### Your instructions
For this exercise, reproduce each entry below exactly, excluding pictures.

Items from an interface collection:
_____

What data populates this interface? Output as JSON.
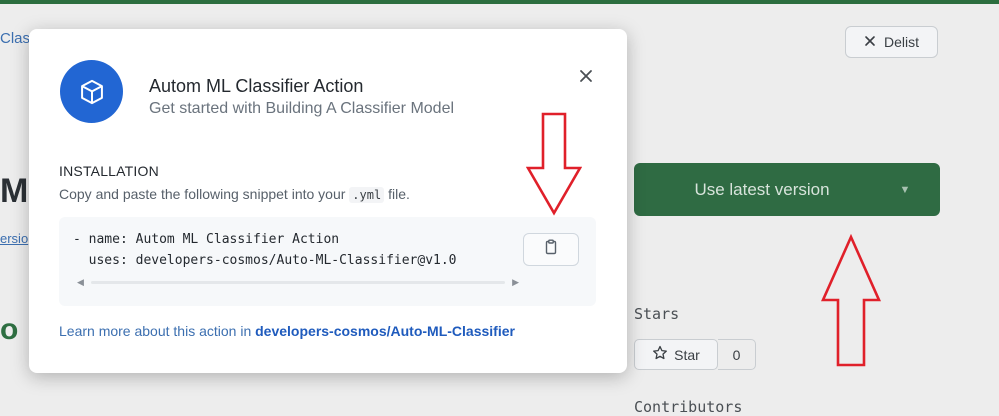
{
  "background": {
    "partial_crumb": "Clas",
    "partial_title": "MI",
    "partial_link": "ersio",
    "partial_heading": "o",
    "delist_label": "Delist",
    "use_latest_label": "Use latest version",
    "stars_label": "Stars",
    "star_button_label": "Star",
    "star_count": "0",
    "contributors_label": "Contributors"
  },
  "modal": {
    "title": "Autom ML Classifier Action",
    "subtitle": "Get started with Building A Classifier Model",
    "installation_heading": "INSTALLATION",
    "installation_desc_before": "Copy and paste the following snippet into your ",
    "installation_desc_code": ".yml",
    "installation_desc_after": " file.",
    "snippet": "- name: Autom ML Classifier Action\n  uses: developers-cosmos/Auto-ML-Classifier@v1.0",
    "learn_more_prefix": "Learn more about this action in ",
    "learn_more_link": "developers-cosmos/Auto-ML-Classifier"
  },
  "icons": [
    "cube-icon",
    "close-icon",
    "clipboard-icon",
    "x-icon",
    "star-icon",
    "chevron-down-icon"
  ],
  "colors": {
    "accent_blue": "#2266d3",
    "primary_green": "#2f6b43",
    "link_blue": "#1f5bbd",
    "annotation_red": "#e0202a"
  }
}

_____

### Written answer
What data populates this interface? Output as JSON.
{
  "background": {
    "partial_crumb": "Clas",
    "partial_title": "MI",
    "partial_link": "ersio",
    "partial_heading": "o",
    "delist_label": "Delist",
    "use_latest_label": "Use latest version",
    "stars_label": "Stars",
    "star_button_label": "Star",
    "star_count": "0",
    "contributors_label": "Contributors"
  },
  "modal": {
    "title": "Autom ML Classifier Action",
    "subtitle": "Get started with Building A Classifier Model",
    "installation_heading": "INSTALLATION",
    "installation_desc_before": "Copy and paste the following snippet into your ",
    "installation_desc_code": ".yml",
    "installation_desc_after": " file.",
    "snippet": "- name: Autom ML Classifier Action\n  uses: developers-cosmos/Auto-ML-Classifier@v1.0",
    "learn_more_prefix": "Learn more about this action in ",
    "learn_more_link": "developers-cosmos/Auto-ML-Classifier"
  },
  "icons": [
    "cube-icon",
    "close-icon",
    "clipboard-icon",
    "x-icon",
    "star-icon",
    "chevron-down-icon"
  ],
  "colors": {
    "accent_blue": "#2266d3",
    "primary_green": "#2f6b43",
    "link_blue": "#1f5bbd",
    "annotation_red": "#e0202a"
  }
}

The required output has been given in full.